Wireless carrier Sprint’s announcement last week that it would be the first U.S. carrier to offer Wireless Emergency Alerts quickly became fodder for conspiracy theorists, due in part to the mandatory nature of some of the notifications.
According to Sprint’s press release:
Wireless Emergency Alerts allow the Federal Emergency Management Agency (FEMA) to accept and deliver warning messages to wireless networks from the president of the United States, the National Weather Service and state and local emergency operations centers. Sprint customers will be able to effectively and accurately receive warnings and safety information via text alerts to mobile phones that are equipped with the enabling software and based on their geographic location.
The service is available on a number of Sprint’s handsets — those with the necessary hardware — with a distinct alert tone, vibration cadence and inbox icon used to differentiate the alerts from standard text messages.
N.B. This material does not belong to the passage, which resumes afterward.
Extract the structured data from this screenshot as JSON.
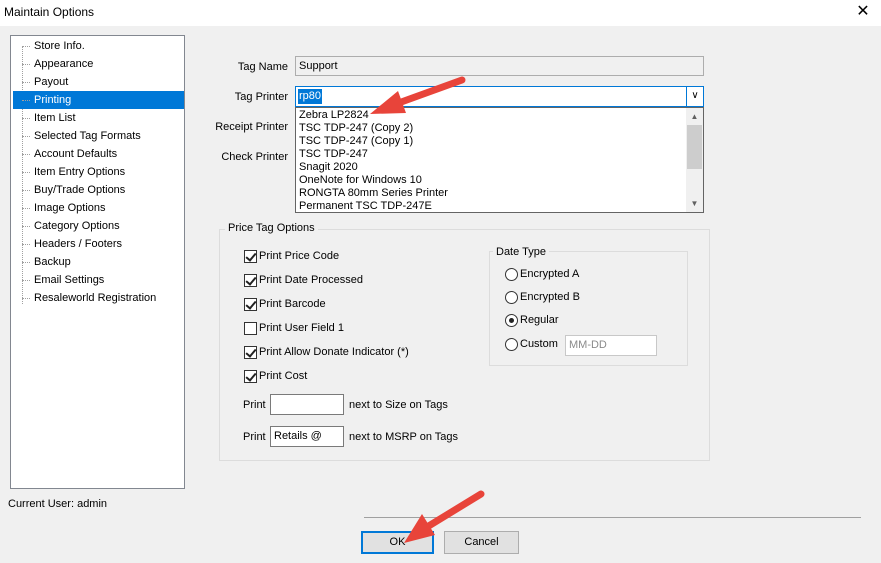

While users can opt-out of alerts categorized as “Imminent Threats to Life” and “AMBER Alerts,” the “Presidential Alerts” are mandatory.
A use-case scenario given in the release describes a chemical spill near a stadium event:
An emergency message could be targeted to cell phones at a stadium event, informing attendees of where to go or what direction to drive following a nearby highway accident or chemical spill.
This location-based scenario is echoed in FEMA’s description of the Commercial Mobile Alert System (CMAS), which enables the Wireless Emergency Alerts.
A key differentiator of the IPAWS [Integrated Public Alert and Warning System] CMAS capability versus existing subscription-based text messaging alert services currently available in some localities is that the IPAWS CMAS will enable alert messages to be sent to any cell phone within range of a particular cellular communications towers. The CMAS also utilizes different communications channels and protocols in cellular systems which decrease the impact of network congestion on alert message delivery during times of emergency.
As business continuity professionals know, one of the most common problems faced during a crisis is communications capacity issues. By addressing this problem, the Wireless Emergency Alerts will almost certainly save lives and greatly reduce the impact of disasters.
Even so, this semi-mandatory Government initiative brought out the critics and conspiracy theorists, with some threatening to boycott Sprint — even though all four major carriers indicated they will participate in the program.
Government mistrust is not always unjustified, but those who actually think that this system is a tool for propaganda and fear mongering need to get a grip.
I just hope the lessons learned by the national Weather Service — people begin to ignore alerts if they are issued too frequently — will help guide FEMA in its use of the system.
Do you think the Wireless Emergency Alerts will be ineffective, overused or misused? Drop me a line at firstname.lastname@example.org.